[[ INPUT RECORDS open ]]

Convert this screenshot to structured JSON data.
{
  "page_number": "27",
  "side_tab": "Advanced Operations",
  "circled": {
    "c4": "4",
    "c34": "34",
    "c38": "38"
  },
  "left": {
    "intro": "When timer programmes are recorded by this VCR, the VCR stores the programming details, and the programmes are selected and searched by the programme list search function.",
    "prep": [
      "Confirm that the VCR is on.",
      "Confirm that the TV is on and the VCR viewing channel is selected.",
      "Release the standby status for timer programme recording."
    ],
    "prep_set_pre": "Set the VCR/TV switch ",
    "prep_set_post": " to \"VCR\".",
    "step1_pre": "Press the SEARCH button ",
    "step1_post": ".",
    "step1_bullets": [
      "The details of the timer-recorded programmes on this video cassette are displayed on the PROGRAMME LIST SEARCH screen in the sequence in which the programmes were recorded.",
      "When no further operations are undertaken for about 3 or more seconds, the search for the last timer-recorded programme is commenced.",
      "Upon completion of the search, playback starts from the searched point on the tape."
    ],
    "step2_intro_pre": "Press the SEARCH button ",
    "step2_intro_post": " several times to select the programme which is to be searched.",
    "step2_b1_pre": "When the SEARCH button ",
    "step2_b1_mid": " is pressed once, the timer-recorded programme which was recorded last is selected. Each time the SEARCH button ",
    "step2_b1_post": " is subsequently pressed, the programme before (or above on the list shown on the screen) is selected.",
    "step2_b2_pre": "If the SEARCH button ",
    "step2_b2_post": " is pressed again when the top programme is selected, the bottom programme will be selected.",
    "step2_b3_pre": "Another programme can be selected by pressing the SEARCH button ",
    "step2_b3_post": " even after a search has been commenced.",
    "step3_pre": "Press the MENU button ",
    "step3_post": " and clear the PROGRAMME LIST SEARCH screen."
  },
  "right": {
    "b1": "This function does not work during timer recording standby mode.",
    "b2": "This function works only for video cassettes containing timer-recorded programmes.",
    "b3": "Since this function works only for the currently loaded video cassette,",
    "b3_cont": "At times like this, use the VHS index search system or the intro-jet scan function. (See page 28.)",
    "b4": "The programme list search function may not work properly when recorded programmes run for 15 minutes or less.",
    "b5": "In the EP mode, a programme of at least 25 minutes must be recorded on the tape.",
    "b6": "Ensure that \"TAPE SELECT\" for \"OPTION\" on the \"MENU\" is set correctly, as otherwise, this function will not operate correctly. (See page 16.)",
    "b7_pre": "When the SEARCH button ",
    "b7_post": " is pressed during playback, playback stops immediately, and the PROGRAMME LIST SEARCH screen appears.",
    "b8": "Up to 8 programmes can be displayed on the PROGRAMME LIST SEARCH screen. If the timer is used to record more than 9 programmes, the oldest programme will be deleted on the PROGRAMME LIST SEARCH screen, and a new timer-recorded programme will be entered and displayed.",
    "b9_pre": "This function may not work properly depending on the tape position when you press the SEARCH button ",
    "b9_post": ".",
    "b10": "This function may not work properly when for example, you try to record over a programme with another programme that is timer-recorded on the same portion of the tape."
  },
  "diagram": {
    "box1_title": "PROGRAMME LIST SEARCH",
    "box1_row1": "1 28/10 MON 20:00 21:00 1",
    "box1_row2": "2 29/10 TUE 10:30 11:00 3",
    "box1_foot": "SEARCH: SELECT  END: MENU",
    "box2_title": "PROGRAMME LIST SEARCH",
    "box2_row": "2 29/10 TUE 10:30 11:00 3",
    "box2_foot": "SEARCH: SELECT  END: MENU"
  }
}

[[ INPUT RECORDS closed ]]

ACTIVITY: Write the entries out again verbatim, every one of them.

WRITTEN ANSWER:
Convert this screenshot to structured JSON data.
{
  "page_number": "27",
  "side_tab": "Advanced Operations",
  "circled": {
    "c4": "4",
    "c34": "34",
    "c38": "38"
  },
  "left": {
    "intro": "When timer programmes are recorded by this VCR, the VCR stores the programming details, and the programmes are selected and searched by the programme list search function.",
    "prep": [
      "Confirm that the VCR is on.",
      "Confirm that the TV is on and the VCR viewing channel is selected.",
      "Release the standby status for timer programme recording."
    ],
    "prep_set_pre": "Set the VCR/TV switch ",
    "prep_set_post": " to \"VCR\".",
    "step1_pre": "Press the SEARCH button ",
    "step1_post": ".",
    "step1_bullets": [
      "The details of the timer-recorded programmes on this video cassette are displayed on the PROGRAMME LIST SEARCH screen in the sequence in which the programmes were recorded.",
      "When no further operations are undertaken for about 3 or more seconds, the search for the last timer-recorded programme is commenced.",
      "Upon completion of the search, playback starts from the searched point on the tape."
    ],
    "step2_intro_pre": "Press the SEARCH button ",
    "step2_intro_post": " several times to select the programme which is to be searched.",
    "step2_b1_pre": "When the SEARCH button ",
    "step2_b1_mid": " is pressed once, the timer-recorded programme which was recorded last is selected. Each time the SEARCH button ",
    "step2_b1_post": " is subsequently pressed, the programme before (or above on the list shown on the screen) is selected.",
    "step2_b2_pre": "If the SEARCH button ",
    "step2_b2_post": " is pressed again when the top programme is selected, the bottom programme will be selected.",
    "step2_b3_pre": "Another programme can be selected by pressing the SEARCH button ",
    "step2_b3_post": " even after a search has been commenced.",
    "step3_pre": "Press the MENU button ",
    "step3_post": " and clear the PROGRAMME LIST SEARCH screen."
  },
  "right": {
    "b1": "This function does not work during timer recording standby mode.",
    "b2": "This function works only for video cassettes containing timer-recorded programmes.",
    "b3": "Since this function works only for the currently loaded video cassette,",
    "b3_cont": "At times like this, use the VHS index search system or the intro-jet scan function. (See page 28.)",
    "b4": "The programme list search function may not work properly when recorded programmes run for 15 minutes or less.",
    "b5": "In the EP mode, a programme of at least 25 minutes must be recorded on the tape.",
    "b6": "Ensure that \"TAPE SELECT\" for \"OPTION\" on the \"MENU\" is set correctly, as otherwise, this function will not operate correctly. (See page 16.)",
    "b7_pre": "When the SEARCH button ",
    "b7_post": " is pressed during playback, playback stops immediately, and the PROGRAMME LIST SEARCH screen appears.",
    "b8": "Up to 8 programmes can be displayed on the PROGRAMME LIST SEARCH screen. If the timer is used to record more than 9 programmes, the oldest programme will be deleted on the PROGRAMME LIST SEARCH screen, and a new timer-recorded programme will be entered and displayed.",
    "b9_pre": "This function may not work properly depending on the tape position when you press the SEARCH button ",
    "b9_post": ".",
    "b10": "This function may not work properly when for example, you try to record over a programme with another programme that is timer-recorded on the same portion of the tape."
  },
  "diagram": {
    "box1_title": "PROGRAMME LIST SEARCH",
    "box1_row1": "1 28/10 MON 20:00 21:00 1",
    "box1_row2": "2 29/10 TUE 10:30 11:00 3",
    "box1_foot": "SEARCH: SELECT  END: MENU",
    "box2_title": "PROGRAMME LIST SEARCH",
    "box2_row": "2 29/10 TUE 10:30 11:00 3",
    "box2_foot": "SEARCH: SELECT  END: MENU"
  }
}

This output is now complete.